TASK BRIEF:
Please copy all of the records exactly, leaving nothing out.

Stored entries:
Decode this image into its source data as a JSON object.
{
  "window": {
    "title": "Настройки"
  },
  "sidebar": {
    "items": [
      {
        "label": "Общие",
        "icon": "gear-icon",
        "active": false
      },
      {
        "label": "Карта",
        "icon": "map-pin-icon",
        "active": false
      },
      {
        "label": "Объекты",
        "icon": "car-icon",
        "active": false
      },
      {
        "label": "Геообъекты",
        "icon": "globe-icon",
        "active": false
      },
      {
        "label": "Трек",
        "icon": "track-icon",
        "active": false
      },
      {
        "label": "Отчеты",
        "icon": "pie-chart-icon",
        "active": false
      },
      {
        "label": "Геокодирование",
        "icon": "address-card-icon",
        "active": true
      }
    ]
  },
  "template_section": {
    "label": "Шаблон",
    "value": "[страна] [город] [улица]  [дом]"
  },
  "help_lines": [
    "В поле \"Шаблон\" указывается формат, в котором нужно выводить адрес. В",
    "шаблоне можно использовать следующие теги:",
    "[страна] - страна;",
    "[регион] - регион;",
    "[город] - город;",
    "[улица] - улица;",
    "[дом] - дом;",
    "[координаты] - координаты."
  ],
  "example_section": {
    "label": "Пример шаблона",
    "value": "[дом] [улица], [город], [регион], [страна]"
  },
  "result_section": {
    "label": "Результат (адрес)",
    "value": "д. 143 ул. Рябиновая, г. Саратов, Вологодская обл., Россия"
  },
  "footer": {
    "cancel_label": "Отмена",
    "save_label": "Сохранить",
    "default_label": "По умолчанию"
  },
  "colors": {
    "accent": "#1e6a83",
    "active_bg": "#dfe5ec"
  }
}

OUTPUT FOR THIS TASK:
Decode this image into its source data as a JSON object.
{
  "window": {
    "title": "Настройки"
  },
  "sidebar": {
    "items": [
      {
        "label": "Общие",
        "icon": "gear-icon",
        "active": false
      },
      {
        "label": "Карта",
        "icon": "map-pin-icon",
        "active": false
      },
      {
        "label": "Объекты",
        "icon": "car-icon",
        "active": false
      },
      {
        "label": "Геообъекты",
        "icon": "globe-icon",
        "active": false
      },
      {
        "label": "Трек",
        "icon": "track-icon",
        "active": false
      },
      {
        "label": "Отчеты",
        "icon": "pie-chart-icon",
        "active": false
      },
      {
        "label": "Геокодирование",
        "icon": "address-card-icon",
        "active": true
      }
    ]
  },
  "template_section": {
    "label": "Шаблон",
    "value": "[страна] [город] [улица]  [дом]"
  },
  "help_lines": [
    "В поле \"Шаблон\" указывается формат, в котором нужно выводить адрес. В",
    "шаблоне можно использовать следующие теги:",
    "[страна] - страна;",
    "[регион] - регион;",
    "[город] - город;",
    "[улица] - улица;",
    "[дом] - дом;",
    "[координаты] - координаты."
  ],
  "example_section": {
    "label": "Пример шаблона",
    "value": "[дом] [улица], [город], [регион], [страна]"
  },
  "result_section": {
    "label": "Результат (адрес)",
    "value": "д. 143 ул. Рябиновая, г. Саратов, Вологодская обл., Россия"
  },
  "footer": {
    "cancel_label": "Отмена",
    "save_label": "Сохранить",
    "default_label": "По умолчанию"
  },
  "colors": {
    "accent": "#1e6a83",
    "active_bg": "#dfe5ec"
  }
}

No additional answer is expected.